- Opening Delimiter -
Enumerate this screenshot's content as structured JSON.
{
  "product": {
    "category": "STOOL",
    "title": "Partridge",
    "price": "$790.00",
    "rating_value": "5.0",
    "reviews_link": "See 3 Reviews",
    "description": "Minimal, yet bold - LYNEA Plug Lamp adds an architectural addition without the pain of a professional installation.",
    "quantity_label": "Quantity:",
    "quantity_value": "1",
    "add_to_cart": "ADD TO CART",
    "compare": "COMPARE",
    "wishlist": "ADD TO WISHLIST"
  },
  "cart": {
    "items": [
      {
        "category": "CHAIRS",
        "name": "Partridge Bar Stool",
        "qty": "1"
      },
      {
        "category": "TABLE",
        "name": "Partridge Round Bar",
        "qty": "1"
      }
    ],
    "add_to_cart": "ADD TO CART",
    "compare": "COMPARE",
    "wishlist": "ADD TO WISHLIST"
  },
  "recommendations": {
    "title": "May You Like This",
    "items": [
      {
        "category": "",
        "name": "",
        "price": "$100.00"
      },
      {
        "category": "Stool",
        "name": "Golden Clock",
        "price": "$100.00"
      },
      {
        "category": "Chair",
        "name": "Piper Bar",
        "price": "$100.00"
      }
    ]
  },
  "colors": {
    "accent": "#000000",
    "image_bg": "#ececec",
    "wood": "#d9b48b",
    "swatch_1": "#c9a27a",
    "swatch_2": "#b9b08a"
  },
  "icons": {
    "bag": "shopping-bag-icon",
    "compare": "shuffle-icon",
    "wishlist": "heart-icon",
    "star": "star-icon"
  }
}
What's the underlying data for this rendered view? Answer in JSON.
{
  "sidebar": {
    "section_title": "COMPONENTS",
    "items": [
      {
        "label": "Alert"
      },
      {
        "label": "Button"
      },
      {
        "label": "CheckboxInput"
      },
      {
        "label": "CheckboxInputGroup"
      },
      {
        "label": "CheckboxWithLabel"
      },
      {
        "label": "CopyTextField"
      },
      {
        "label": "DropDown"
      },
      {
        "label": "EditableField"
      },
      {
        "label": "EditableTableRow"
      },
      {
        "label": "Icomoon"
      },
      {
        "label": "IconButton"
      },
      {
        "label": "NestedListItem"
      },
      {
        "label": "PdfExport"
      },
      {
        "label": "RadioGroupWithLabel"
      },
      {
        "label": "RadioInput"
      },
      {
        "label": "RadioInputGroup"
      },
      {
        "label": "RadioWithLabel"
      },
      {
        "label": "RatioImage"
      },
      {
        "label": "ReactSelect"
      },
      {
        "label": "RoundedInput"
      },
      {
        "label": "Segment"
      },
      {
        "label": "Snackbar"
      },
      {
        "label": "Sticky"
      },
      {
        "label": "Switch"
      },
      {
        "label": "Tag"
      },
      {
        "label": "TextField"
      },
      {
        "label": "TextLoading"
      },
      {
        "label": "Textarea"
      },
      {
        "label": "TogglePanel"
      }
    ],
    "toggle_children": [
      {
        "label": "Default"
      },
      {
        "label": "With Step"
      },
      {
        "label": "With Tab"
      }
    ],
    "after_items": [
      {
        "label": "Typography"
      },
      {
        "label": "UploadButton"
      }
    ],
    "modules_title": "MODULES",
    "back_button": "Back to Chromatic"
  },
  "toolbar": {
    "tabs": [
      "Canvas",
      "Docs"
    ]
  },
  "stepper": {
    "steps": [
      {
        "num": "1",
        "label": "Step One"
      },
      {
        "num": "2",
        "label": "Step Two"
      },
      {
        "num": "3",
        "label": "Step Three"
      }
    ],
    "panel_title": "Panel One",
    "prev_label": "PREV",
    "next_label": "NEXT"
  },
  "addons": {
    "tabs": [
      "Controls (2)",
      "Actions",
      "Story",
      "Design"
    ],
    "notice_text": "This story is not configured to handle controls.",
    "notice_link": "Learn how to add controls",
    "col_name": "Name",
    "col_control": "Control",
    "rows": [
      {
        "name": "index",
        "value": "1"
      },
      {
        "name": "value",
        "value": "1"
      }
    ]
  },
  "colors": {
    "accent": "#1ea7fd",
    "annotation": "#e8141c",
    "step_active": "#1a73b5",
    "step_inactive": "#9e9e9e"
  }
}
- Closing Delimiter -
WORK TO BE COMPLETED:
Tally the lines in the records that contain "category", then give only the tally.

YOUR RESPONSE:
6